World Bank President Jim Yong Kim in Washington on Tuesday. (Reuters)
Washington, April 1: The World Bank announced today that it is doubling its potential lending to so-called middle-income countries like China, India and Brazil, adding about $100 billion in new financing capacity over the next decade.
The move will bolster the resources available to the fast-growing developing countries where most of the world’s poorest people live, and comes while the bank is undergoing a sweeping reorganisation.
As its spring meetings approach — they will be held jointly with the IMF in mid-April — the bank said it would increase its annual lending to middle-income countries to as much as $28 billion, up from $15 billion. Over the next decade, the lending capacity for those countries through its International Bank for Reconstruction and Development will total about $300 billion.
“If we are going to help developing countries end extreme poverty and boost shared prosperity, we have to provide them with more financial resources, more solutions-based knowledge, and help leverage more private-sector investment,” Jim Yong Kim, the American physician who leads the bank, said in a call with reporters.
The bank intends to increase its lending without asking its members for new funds. Rather, it will stretch its existing dollars, it said, by increasing borrowing limits for individual countries, changing certain internal lending rules, increasing fees and offering loans with longer maturities.
The change comes shortly after the increase of the bank’s fund for the world’s poorest countries. Last year, the World Bank’s members pledged an additional $52 billion to that fund, the International Development Association, which works in countries like Afghanistan and Haiti.
The bank is going through its biggest restructuring in two decades, an effort designed to help the bank achieve its goal of eradicating extreme poverty by 2030.
Part of the restructuring involves creating 14 “global practice” groups of experts on topics including energy, agriculture and finance. The groups are intended to break down the bank’s internal barriers so that an expert on malaria eradication in sub-Saharan Africa could better share expertise with colleagues working in Asia.
The bank anticipates naming the group leaders in a matter of days, Kim said.

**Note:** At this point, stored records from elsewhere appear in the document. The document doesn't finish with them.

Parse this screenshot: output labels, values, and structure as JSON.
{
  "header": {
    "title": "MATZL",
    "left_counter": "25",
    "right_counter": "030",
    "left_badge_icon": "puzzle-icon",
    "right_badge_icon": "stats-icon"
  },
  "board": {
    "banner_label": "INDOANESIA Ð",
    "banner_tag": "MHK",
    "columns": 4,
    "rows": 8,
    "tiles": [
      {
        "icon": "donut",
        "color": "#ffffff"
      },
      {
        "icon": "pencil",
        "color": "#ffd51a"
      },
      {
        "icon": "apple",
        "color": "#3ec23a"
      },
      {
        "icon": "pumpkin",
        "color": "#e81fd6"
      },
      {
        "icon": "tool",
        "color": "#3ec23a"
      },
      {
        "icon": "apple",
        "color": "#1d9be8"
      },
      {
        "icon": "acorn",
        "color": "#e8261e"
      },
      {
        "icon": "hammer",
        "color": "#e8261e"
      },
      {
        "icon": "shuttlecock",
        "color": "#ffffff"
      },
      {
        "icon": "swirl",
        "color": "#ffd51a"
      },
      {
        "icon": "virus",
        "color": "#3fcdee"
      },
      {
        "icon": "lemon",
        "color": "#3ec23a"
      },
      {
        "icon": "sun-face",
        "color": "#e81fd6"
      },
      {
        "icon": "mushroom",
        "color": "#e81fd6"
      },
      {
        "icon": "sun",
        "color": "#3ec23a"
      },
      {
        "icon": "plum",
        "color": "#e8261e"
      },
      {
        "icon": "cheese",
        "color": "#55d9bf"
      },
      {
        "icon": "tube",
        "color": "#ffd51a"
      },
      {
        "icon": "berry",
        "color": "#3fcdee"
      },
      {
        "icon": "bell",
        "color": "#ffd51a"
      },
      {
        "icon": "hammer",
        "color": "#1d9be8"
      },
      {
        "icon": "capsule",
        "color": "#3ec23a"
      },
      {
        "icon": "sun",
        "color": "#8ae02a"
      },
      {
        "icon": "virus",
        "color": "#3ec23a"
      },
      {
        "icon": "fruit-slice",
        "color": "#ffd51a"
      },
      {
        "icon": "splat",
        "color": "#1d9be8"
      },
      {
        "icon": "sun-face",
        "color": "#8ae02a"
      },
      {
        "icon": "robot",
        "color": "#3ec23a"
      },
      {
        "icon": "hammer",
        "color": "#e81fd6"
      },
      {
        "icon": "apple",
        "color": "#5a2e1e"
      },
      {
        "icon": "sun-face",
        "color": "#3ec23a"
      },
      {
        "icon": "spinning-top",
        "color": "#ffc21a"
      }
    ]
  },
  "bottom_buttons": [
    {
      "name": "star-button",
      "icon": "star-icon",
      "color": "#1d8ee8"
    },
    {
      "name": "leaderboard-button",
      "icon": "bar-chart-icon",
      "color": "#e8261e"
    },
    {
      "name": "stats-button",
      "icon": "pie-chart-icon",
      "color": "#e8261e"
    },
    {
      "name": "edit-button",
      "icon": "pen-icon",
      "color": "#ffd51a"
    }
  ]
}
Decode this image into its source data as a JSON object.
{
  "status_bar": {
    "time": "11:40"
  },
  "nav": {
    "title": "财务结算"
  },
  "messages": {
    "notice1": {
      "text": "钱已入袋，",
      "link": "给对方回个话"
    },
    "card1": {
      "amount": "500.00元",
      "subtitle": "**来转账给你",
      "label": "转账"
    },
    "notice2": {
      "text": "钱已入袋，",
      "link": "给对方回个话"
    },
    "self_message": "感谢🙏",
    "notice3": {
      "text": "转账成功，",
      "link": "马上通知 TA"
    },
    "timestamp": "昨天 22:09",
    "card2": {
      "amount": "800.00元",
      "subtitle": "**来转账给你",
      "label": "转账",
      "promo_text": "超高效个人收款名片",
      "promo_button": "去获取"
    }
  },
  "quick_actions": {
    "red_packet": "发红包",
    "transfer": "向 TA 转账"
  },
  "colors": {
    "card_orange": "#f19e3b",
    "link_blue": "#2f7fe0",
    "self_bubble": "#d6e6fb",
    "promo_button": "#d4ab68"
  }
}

He also said that the bank was working on eliminating about $400 million in unnecessary spending.
“Looking for savings was part of a very fundamental integrity exercise that I think all large institutions should go through,” Kim said. “We have identified all the areas where we know that we can make reductions without hurting the quality of our business.”
Most of the world’s very poor — the 1.2 billion people surviving on less than $1.25 a day — live not in the poorest countries like Somalia, but in countries like India and Nigeria.
Those nations’ strong growth rates and expanding consumer classes have made them attractive to foreign financiers and reduced their reliance on institutions like the World Bank. The increase to the bank’s lending capacity might help keep the institution relevant to them.
“Even the largest middle-income countries — China, India, Brazil — continue to want to do business with us,” Kim said. “They continue to want to do business with us, not necessarily because they need our money.”
The countries sought out the World Bank because of “the way that we provide knowledge — and not just textbooks or data, but solutions,” he said.